- Put bright tape around the outlet.
- Replace wall socket covers and light switch covers with covers that contrast in color with the wall.
9. Using Appliances
- Use tactile markings on the dials to identify different settings. Typically, tactile cues are safer and faster.
- Put brightly colored tape on the dials.
- Use good lighting around the appliance and keep a flashlight handy.
- Use hand-held magnifiers where helpful.
10. Kitchen Safety
- Before cooking or baking, organize all ingredients and utensils on a tray.
- Use scissors more frequently than knives, i.e., cutting pizza, opening packages, etc.
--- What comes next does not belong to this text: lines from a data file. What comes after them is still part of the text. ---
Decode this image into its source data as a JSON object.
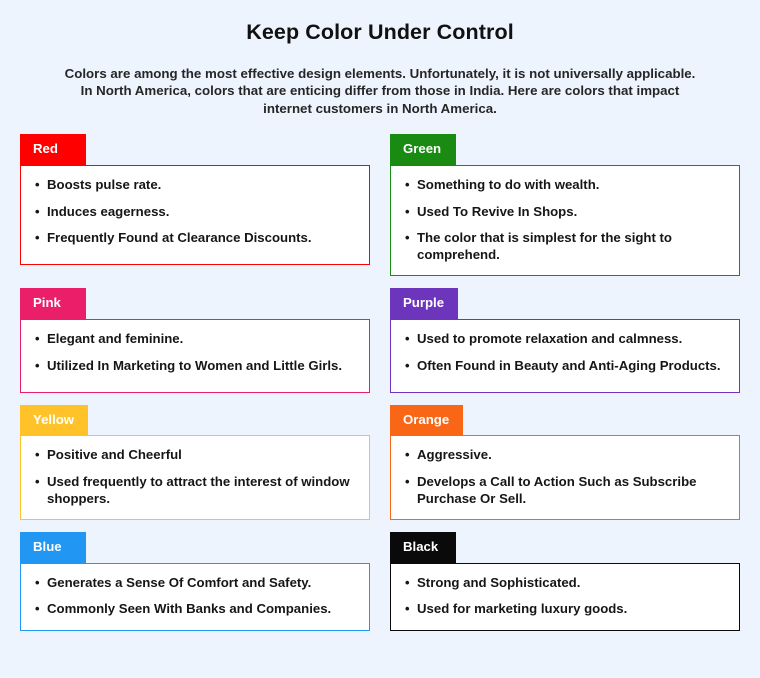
{
  "header": {
    "title": "Keep Color Under Control",
    "subtitle": "Colors are among the most effective design elements. Unfortunately, it is not universally applicable. In North America, colors that are enticing differ from those in India. Here are colors that impact internet customers in North America."
  },
  "palette": {
    "page_background": "#eef4fd",
    "card_background": "#ffffff",
    "text": "#161616"
  },
  "cards": [
    {
      "name": "Red",
      "color": "#ff0000",
      "border": "#ff0000",
      "label_color": "#ffffff",
      "bullets": [
        "Boosts pulse rate.",
        "Induces eagerness.",
        "Frequently Found at Clearance Discounts."
      ]
    },
    {
      "name": "Green",
      "color": "#1a8b12",
      "border": "#1a8b12",
      "label_color": "#ffffff",
      "bullets": [
        "Something to do with wealth.",
        "Used To Revive In Shops.",
        "The color that is simplest for the sight to comprehend."
      ]
    },
    {
      "name": "Pink",
      "color": "#ea1e69",
      "border": "#ea1e69",
      "label_color": "#ffffff",
      "bullets": [
        "Elegant and feminine.",
        "Utilized In Marketing to Women and Little Girls."
      ]
    },
    {
      "name": "Purple",
      "color": "#6d35bb",
      "border": "#6d35bb",
      "label_color": "#ffffff",
      "bullets": [
        "Used to promote relaxation and calmness.",
        "Often Found in Beauty and Anti-Aging Products."
      ]
    },
    {
      "name": "Yellow",
      "color": "#ffc229",
      "border": "#ffc229",
      "label_color": "#ffffff",
      "bullets": [
        "Positive and Cheerful",
        "Used frequently to attract the interest of window shoppers."
      ]
    },
    {
      "name": "Orange",
      "color": "#f96616",
      "border": "#f96616",
      "label_color": "#ffffff",
      "bullets": [
        "Aggressive.",
        "Develops a Call to Action Such as Subscribe Purchase Or Sell."
      ]
    },
    {
      "name": "Blue",
      "color": "#2196f3",
      "border": "#2196f3",
      "label_color": "#ffffff",
      "bullets": [
        "Generates a Sense Of Comfort and Safety.",
        "Commonly Seen With Banks and Companies."
      ]
    },
    {
      "name": "Black",
      "color": "#0a0a0a",
      "border": "#0a0a0a",
      "label_color": "#ffffff",
      "bullets": [
        "Strong and Sophisticated.",
        "Used for marketing luxury goods."
      ]
    }
  ]
}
- To easily locate and remove baked potatoes from the oven, bake the potatoes in a muffin tin.
- Use a timer with an audible signal to complete a cooking cycle.
- Use oven mitts as often as possible.
11. Eating and Drinking
- Pour liquids into contrasting colored containers, i.e., white mug for coffee, dark mug for milk. Insert index finger inside glass to determine top of glass when pouring cold liquids or use a liquid leveler that buzzes in your glass when the liquid is near the top of the glass.
- Serve foods on plates with contrasting colors, i.e., darker colored foods on a light colored plate. Use the face of a clock to indicate the location of food on a plate, i.e., carrots at 6:00 o'clock, hamburger at 11:00 o'clock, potatoes at 2:00 o'clock.
- Put salt and pepper in clear dispensers for color contrast. Compare the weight of the shakers as salt is heavier than pepper.
- Pour seasoning in the palm of your hand first; then sprinkle a pinch at a time over food.
- Use solid color tablecloths avoiding patterns.
- Use a cutting board that contrasts in color with the food, i.e., white board for meat, dark board for cheese or celery.
- When reaching for an item on the table, keep fingers downward, lightly touching the table top to avoid over-turning items.
- Use a magnet to pick up needles or pins from the floor.
- Thread several needles with different colored threads to keep readily available.
- When sewing on a button that is the same color as the garment, put white tissue paper between the fabric and the button for contrast.
- Use a tactile ruler or tape measure.
- To sew a straight seam with a sewing machine, use a magnetic seam guide or put masking tape on the feeder as a guide.
- Anchor self-threading or wire-loop needle threader by inserting it into a cork or a bar of soap.
White Cane Safety Law
In Wisconsin, motor vehicle operators are required to stop at least 10 feet from a pedestrian carrying a white cane or using a dog guide, who is attempting to cross a street. The rights of pedestrians who are blind or visually impaired are established and protected by state White Cane Laws, Wisconsin statute 346.26(1):
"An operator of a vehicle shall stop the vehicle before approaching closer than 10 feet to a pedestrian who is carrying a cane or walking stick which is white in color or white trimmed with red and which is held in an extended or raised position or who is using a dog guide and shall take such precautions as may be necessary to avoid accident or injury to the pedestrian.The fact that the pedestrian may be violating any of the laws applicable to pedestrians does not relieve the operator of a vehicle from the duties imposed by this subsection."